Please include the headline of the story.

Show Comments Hide Comments
Sign up for Inman’s Morning Headlines
What you need to know to start your day with all the latest industry developments
By submitting your email address, you agree to receive marketing emails from Inman.
Thank you for subscribing to Morning Headlines.
Back to top
Only 3 days left to register for Inman Connect Las Vegas before prices go up! Don't miss the premier event for real estate pros.Register Now ×
Limited Time Offer: Get 1 year of Inman Select for $199SUBSCRIBE×
Log in
If you created your account with Google or Facebook
Don't have an account?
Forgot your password?
No Problem

Simply enter the email address you used to create your account and click "Reset Password". You will receive additional instructions via email.

Forgot your username? If so please contact customer support at (510) 658-9252

Password Reset Confirmation

Password Reset Instructions have been sent to

Subscribe to The Weekender
Get the week's leading headlines delivered straight to your inbox.
Top headlines from around the real estate industry. Breaking news as it happens.
15 stories covering tech, special reports, video and opinion.
Unique features from hacker profiles to portal watch and video interviews.
Unique features from hacker profiles to portal watch and video interviews.
It looks like you’re already a Select Member!
To subscribe to exclusive newsletters, visit your email preferences in the account settings.
Up-to-the-minute news and interviews in your inbox, ticket discounts for Inman events and more
1-Step CheckoutPay with a credit card
By continuing, you agree to Inman’s Terms of Use and Privacy Policy.

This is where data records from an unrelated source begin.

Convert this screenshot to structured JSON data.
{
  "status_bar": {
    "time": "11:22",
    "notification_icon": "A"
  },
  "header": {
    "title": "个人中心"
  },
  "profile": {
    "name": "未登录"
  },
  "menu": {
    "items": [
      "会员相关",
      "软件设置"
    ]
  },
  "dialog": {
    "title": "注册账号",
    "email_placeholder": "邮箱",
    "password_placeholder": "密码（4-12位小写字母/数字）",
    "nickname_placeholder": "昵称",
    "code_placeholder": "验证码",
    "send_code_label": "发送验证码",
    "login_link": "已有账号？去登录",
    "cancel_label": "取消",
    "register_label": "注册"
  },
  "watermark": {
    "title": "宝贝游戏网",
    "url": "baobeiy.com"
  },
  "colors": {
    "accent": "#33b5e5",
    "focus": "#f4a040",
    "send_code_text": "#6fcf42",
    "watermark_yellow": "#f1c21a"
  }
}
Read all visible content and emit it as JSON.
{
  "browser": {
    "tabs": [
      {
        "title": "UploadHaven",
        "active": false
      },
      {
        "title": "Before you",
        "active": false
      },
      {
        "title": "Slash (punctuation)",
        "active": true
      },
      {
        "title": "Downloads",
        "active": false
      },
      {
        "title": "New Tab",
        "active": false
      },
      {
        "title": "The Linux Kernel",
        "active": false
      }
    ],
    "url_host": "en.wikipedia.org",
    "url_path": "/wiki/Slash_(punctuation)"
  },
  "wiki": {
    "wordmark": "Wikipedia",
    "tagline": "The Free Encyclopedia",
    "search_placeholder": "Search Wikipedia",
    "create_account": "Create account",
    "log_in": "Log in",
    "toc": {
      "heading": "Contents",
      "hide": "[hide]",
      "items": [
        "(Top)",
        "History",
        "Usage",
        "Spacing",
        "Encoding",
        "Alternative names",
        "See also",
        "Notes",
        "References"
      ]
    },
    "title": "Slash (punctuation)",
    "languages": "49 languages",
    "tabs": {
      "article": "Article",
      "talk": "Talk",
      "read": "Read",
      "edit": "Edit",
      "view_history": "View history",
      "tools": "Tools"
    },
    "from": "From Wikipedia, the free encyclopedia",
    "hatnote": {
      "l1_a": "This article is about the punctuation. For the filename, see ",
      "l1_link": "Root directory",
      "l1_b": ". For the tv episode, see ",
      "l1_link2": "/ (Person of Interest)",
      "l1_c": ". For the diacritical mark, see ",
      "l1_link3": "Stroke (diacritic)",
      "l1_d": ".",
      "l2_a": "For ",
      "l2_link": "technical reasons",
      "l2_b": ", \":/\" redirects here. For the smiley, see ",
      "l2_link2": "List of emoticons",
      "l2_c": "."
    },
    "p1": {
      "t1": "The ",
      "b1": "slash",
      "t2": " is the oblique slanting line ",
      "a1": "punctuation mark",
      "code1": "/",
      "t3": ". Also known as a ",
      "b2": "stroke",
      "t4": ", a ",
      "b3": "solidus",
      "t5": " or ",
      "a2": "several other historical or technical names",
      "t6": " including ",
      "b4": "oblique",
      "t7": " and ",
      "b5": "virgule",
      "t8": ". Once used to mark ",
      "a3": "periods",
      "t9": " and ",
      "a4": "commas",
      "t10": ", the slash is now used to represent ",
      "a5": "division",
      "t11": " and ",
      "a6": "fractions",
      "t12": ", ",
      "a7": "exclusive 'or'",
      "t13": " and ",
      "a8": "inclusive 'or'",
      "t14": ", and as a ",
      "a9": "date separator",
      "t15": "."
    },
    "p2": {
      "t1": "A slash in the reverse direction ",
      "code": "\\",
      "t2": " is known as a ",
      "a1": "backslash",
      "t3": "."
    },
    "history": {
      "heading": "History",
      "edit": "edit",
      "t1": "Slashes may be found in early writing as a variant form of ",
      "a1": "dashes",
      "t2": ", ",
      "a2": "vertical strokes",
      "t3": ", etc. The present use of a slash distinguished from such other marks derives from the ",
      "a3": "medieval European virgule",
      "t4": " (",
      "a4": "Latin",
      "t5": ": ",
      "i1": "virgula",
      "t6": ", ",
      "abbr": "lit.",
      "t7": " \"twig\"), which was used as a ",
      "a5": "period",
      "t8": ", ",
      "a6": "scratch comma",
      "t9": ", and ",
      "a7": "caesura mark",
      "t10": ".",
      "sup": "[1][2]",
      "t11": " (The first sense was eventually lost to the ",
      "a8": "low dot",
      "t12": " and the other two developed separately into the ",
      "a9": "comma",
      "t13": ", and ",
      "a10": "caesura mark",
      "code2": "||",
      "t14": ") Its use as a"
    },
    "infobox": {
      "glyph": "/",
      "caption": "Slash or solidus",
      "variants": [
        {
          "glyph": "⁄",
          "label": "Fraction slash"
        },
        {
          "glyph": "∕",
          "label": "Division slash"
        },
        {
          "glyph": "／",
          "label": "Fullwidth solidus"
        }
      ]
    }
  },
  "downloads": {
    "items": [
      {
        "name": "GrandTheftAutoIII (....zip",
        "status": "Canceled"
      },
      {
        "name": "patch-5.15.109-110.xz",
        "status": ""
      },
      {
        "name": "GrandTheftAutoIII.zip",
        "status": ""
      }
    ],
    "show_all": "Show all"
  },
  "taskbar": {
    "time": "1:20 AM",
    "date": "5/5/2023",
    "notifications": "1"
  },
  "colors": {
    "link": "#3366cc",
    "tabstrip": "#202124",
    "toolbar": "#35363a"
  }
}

You will be charged . Your subscription will automatically renew for on . For more details on our payment terms and how to cancel, click here.

Interested in a group subscription?
Finish setting up your subscription